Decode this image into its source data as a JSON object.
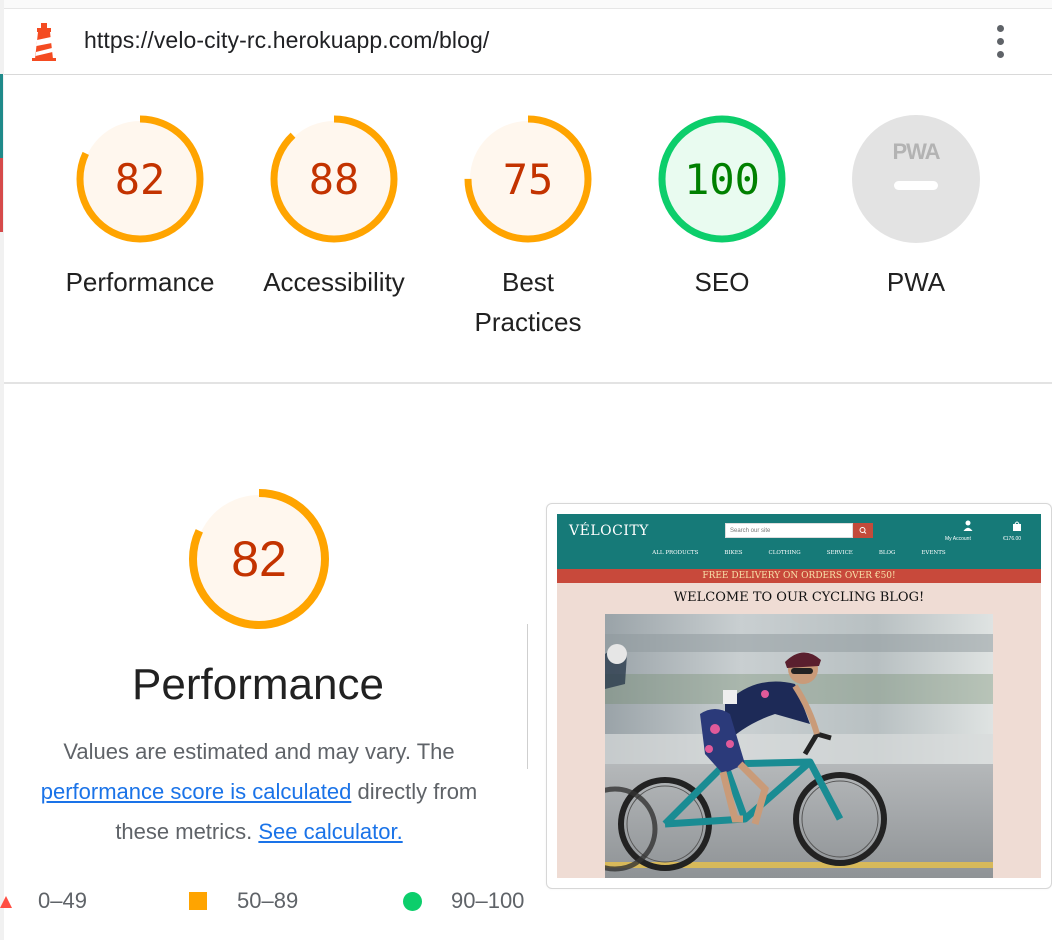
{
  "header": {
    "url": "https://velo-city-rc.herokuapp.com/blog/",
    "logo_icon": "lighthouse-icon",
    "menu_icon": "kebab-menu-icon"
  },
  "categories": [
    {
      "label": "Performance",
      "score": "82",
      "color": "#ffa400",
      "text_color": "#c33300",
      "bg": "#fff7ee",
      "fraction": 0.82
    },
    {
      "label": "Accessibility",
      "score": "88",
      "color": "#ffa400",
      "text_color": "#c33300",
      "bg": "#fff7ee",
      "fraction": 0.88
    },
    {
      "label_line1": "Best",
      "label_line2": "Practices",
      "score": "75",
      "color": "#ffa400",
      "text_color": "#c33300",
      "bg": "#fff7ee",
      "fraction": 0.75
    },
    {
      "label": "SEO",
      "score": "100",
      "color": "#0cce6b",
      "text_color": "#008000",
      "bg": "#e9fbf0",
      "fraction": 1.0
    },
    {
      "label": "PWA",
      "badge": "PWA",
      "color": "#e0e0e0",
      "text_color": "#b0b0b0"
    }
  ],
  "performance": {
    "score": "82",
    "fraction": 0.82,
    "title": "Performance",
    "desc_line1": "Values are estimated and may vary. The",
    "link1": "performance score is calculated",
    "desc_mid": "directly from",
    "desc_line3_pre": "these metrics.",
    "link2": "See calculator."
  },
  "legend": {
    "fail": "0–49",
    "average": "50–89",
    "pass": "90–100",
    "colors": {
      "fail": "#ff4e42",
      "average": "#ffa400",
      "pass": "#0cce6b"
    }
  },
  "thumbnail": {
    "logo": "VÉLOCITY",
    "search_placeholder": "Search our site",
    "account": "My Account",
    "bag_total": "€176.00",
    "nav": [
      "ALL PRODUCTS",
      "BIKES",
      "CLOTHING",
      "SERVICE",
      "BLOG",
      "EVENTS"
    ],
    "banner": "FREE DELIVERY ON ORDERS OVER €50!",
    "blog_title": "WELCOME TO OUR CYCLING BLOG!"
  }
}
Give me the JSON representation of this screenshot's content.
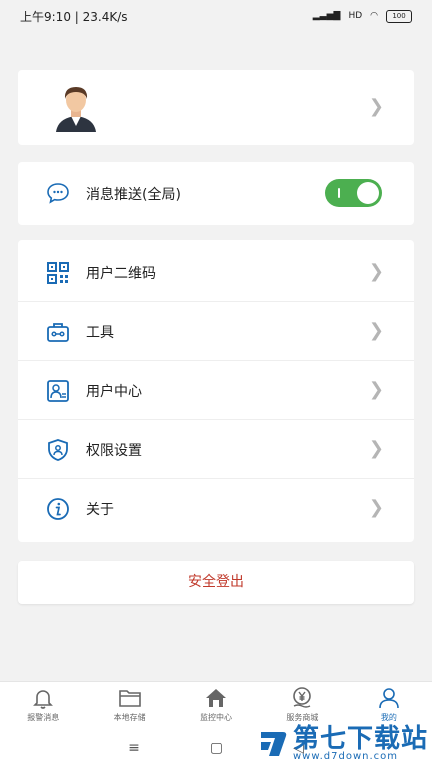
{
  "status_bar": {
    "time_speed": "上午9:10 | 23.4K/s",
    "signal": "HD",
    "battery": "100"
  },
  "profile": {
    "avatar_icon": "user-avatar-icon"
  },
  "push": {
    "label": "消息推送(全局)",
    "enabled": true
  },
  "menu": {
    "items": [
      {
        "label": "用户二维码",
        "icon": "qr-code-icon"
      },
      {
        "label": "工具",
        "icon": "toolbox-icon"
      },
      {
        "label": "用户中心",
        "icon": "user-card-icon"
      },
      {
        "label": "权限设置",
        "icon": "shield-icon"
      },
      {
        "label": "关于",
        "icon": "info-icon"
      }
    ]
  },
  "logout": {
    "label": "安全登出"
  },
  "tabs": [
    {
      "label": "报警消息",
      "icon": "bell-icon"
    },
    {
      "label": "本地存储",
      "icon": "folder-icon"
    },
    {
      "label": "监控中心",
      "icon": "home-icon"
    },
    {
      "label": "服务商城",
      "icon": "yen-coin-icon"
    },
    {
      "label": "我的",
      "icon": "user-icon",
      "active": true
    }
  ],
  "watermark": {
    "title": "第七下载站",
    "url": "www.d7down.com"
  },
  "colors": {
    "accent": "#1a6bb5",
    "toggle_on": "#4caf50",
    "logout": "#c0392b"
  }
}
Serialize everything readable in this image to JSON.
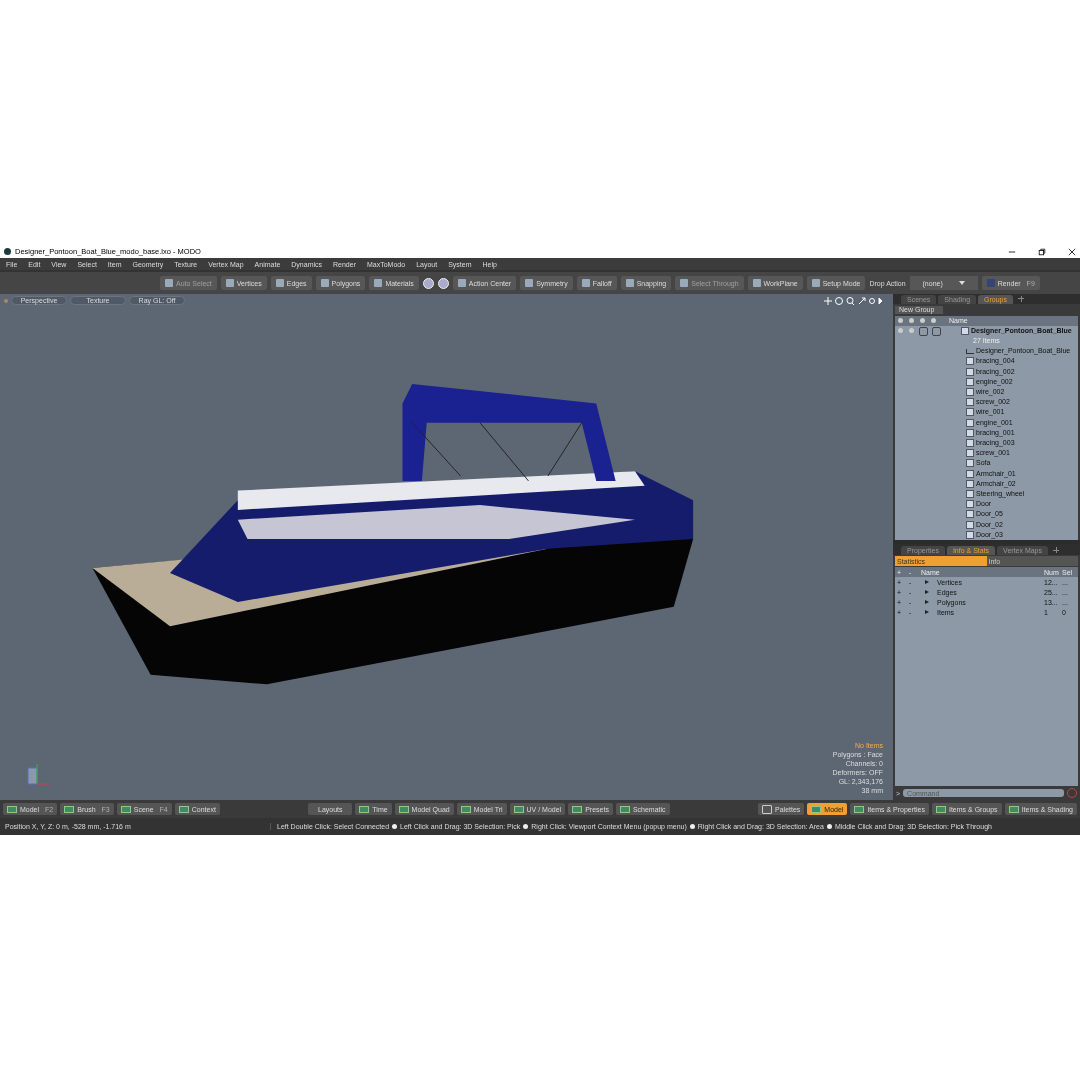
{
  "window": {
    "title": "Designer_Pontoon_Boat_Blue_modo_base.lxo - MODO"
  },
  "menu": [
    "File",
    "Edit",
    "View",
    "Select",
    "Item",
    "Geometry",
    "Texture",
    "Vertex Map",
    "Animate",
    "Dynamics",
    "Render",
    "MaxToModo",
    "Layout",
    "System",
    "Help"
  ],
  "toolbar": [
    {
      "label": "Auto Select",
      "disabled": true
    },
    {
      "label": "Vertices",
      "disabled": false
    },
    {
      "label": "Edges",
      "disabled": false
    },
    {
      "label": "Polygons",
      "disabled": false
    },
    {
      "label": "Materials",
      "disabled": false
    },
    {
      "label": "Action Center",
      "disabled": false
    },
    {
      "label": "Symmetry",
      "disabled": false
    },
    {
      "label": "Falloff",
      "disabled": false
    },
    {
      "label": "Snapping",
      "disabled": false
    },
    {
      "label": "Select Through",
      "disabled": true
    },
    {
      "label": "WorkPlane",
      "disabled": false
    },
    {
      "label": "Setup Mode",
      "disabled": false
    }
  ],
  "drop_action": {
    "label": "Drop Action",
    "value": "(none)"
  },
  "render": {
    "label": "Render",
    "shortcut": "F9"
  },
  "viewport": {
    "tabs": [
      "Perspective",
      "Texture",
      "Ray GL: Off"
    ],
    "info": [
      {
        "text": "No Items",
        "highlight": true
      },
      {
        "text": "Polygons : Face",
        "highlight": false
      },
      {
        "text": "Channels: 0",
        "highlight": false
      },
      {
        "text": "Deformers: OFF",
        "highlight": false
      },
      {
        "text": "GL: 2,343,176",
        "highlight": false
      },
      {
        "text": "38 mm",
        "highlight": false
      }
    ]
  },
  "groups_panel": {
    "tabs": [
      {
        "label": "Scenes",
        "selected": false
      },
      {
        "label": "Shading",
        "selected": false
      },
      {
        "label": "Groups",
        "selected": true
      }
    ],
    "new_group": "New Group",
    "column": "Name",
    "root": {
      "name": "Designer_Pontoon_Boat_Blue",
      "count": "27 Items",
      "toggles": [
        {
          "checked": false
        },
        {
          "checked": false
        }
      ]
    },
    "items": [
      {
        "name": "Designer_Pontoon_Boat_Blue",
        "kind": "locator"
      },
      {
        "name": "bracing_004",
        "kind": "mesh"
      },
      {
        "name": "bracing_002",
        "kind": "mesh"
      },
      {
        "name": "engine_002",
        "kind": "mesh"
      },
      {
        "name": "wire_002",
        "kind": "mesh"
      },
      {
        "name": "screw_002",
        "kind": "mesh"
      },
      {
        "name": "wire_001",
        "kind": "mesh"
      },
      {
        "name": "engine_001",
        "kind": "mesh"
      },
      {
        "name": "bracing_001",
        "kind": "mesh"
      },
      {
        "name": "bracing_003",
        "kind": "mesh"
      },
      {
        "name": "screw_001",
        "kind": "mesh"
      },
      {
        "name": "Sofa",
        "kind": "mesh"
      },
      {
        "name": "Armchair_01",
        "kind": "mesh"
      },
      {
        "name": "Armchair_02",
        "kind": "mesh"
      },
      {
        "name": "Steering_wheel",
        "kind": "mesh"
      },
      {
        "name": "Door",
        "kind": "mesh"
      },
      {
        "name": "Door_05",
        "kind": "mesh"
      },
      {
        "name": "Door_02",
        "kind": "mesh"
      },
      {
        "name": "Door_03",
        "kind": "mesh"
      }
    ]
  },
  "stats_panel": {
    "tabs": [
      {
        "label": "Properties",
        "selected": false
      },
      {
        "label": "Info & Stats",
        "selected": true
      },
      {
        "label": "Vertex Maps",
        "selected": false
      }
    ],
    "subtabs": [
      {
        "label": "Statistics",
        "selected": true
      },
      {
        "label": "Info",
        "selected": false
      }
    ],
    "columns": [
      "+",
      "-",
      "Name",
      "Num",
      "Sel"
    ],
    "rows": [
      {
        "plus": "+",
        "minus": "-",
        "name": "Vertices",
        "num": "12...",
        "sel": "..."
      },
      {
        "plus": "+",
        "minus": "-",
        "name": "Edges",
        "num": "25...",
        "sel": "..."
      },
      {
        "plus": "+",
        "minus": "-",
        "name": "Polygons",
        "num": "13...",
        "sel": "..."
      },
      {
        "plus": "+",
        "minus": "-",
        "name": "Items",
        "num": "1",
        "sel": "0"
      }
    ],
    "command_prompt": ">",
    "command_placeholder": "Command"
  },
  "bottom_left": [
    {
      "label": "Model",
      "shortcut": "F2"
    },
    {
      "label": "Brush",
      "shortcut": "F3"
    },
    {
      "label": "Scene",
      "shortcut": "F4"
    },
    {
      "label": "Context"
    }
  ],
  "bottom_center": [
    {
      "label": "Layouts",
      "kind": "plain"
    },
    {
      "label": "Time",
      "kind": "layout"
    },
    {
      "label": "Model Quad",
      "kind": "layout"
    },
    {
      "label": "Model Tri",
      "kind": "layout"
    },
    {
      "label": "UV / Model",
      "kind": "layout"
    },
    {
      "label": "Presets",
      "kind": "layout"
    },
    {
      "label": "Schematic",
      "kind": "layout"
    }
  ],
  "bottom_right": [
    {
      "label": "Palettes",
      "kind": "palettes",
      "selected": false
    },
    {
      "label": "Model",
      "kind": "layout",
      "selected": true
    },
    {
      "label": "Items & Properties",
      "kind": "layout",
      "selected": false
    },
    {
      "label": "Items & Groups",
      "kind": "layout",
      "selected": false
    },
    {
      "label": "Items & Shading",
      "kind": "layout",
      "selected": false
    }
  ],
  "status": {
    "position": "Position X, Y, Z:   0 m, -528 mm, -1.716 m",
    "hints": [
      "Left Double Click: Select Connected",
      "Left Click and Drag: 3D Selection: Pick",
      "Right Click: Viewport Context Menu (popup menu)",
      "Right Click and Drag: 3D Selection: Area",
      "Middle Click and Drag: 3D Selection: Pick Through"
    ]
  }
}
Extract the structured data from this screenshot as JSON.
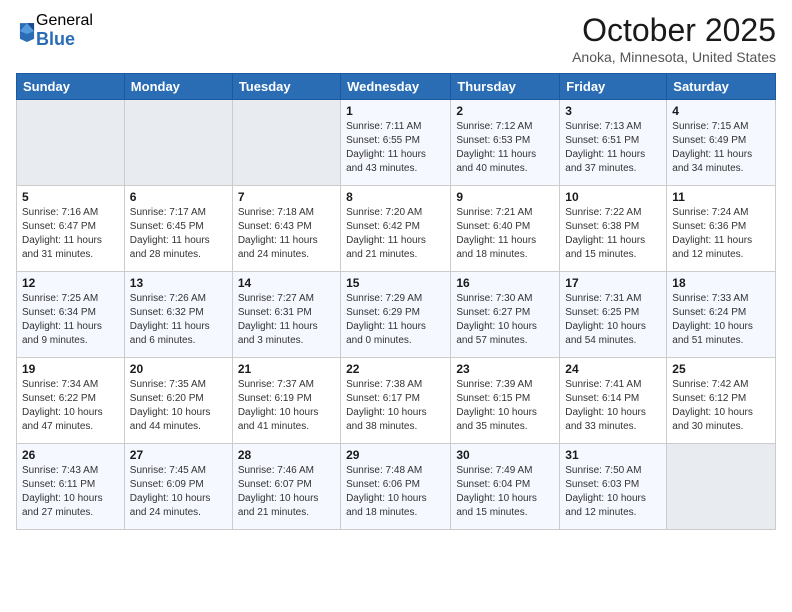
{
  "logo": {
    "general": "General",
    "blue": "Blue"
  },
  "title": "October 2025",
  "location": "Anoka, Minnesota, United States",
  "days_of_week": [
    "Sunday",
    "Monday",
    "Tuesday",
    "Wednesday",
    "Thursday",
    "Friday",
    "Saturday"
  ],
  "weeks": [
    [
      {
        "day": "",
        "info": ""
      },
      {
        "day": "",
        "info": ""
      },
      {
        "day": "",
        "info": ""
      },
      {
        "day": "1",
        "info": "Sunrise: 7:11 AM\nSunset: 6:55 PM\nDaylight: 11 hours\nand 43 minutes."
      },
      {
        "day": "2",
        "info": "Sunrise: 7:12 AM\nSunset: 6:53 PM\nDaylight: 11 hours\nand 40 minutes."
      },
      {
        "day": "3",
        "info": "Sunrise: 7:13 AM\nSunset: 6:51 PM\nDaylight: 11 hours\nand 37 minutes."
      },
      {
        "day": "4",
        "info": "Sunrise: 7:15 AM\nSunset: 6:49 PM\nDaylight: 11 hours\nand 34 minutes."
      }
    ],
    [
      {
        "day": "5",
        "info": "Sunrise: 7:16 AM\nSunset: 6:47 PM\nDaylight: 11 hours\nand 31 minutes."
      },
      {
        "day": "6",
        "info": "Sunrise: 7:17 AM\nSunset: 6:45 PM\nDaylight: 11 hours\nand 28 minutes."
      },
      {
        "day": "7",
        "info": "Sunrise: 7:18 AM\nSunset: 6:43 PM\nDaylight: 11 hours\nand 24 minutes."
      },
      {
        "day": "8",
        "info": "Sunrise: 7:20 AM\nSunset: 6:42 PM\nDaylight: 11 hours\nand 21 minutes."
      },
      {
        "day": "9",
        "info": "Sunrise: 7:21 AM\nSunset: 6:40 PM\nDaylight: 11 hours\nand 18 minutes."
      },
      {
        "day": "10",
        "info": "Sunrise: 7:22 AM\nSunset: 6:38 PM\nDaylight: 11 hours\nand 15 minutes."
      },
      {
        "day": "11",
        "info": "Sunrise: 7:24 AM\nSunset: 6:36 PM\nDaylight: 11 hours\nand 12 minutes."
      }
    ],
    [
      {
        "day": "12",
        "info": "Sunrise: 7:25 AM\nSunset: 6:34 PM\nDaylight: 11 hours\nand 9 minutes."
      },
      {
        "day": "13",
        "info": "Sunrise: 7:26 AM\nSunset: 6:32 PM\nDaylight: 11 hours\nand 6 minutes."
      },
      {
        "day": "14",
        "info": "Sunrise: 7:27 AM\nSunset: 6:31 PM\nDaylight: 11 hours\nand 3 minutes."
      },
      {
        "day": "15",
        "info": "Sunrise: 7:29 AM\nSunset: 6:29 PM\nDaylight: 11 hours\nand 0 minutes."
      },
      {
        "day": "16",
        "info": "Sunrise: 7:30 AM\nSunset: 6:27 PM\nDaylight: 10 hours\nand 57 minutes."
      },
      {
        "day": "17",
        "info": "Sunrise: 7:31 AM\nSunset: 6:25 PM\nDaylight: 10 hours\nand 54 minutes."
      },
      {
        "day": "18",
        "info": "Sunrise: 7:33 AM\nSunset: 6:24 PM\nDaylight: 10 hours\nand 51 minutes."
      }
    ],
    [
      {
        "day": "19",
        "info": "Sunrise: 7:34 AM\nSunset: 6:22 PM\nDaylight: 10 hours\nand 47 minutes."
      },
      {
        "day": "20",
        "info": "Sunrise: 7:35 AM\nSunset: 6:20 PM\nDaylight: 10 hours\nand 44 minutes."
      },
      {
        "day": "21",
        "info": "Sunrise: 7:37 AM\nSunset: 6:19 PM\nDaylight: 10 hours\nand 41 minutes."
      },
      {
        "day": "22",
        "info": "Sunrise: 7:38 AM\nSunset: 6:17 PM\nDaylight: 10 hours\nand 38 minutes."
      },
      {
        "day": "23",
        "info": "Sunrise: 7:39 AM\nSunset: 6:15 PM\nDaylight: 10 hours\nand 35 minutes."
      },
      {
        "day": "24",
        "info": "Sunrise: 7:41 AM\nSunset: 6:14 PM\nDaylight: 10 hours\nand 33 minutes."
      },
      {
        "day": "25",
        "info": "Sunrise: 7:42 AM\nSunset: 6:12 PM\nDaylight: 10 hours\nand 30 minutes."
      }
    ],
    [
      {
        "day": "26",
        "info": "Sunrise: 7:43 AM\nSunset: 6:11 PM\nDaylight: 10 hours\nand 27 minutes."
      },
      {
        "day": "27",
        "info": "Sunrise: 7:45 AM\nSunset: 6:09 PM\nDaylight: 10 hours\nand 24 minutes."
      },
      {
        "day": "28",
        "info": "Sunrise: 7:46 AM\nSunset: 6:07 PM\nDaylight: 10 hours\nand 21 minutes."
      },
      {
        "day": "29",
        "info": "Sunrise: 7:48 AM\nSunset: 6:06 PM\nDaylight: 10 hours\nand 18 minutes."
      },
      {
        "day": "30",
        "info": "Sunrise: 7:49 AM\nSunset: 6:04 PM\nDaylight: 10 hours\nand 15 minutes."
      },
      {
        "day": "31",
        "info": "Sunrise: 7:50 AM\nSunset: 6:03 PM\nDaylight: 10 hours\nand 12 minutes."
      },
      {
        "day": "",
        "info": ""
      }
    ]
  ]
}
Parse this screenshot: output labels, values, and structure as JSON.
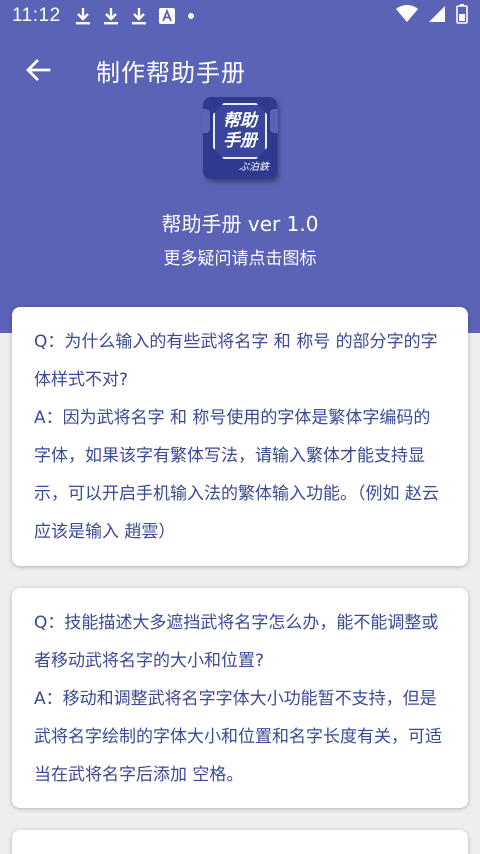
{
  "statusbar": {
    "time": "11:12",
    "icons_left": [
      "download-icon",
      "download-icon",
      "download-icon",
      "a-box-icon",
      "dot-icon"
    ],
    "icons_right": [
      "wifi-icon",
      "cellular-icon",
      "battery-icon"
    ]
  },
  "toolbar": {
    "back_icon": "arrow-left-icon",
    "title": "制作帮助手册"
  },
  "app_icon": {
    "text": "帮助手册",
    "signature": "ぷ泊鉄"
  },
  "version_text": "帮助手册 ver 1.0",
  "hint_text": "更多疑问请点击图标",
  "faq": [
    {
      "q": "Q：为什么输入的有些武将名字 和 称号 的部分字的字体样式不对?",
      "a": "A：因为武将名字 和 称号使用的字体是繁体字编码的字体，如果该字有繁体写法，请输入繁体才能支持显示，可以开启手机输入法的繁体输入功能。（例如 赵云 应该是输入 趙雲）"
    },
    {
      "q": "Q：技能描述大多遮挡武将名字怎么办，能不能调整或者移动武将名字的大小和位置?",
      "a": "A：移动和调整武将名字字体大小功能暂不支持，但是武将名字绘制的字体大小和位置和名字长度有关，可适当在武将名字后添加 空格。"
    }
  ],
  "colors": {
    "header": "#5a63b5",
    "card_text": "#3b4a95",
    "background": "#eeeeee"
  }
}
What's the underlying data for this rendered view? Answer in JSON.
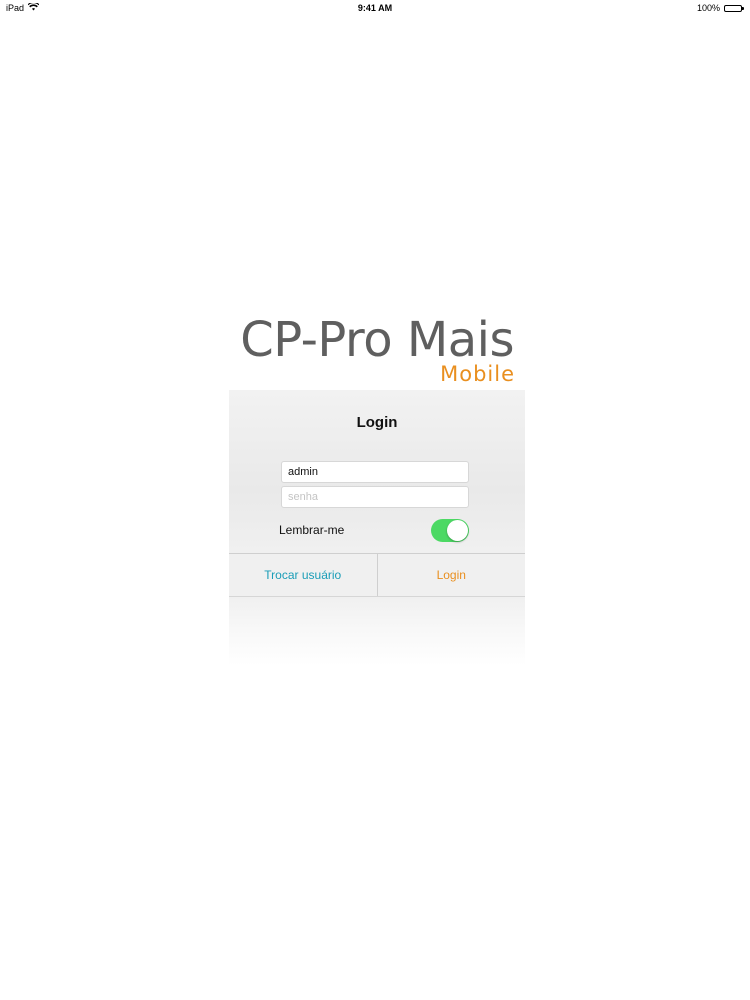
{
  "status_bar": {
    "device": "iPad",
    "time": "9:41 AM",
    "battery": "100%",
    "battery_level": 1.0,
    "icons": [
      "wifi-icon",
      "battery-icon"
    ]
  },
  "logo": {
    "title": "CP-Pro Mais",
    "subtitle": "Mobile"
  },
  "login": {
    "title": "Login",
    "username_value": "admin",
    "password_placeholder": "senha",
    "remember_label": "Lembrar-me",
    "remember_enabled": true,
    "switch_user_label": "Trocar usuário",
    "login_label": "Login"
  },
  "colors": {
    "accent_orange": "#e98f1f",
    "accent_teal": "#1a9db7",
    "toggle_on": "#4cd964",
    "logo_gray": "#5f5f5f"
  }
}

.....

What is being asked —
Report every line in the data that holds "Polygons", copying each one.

Completed task —
      "label": "Polygons",
        "text": "Polygons : Face",
        "name": "Polygons",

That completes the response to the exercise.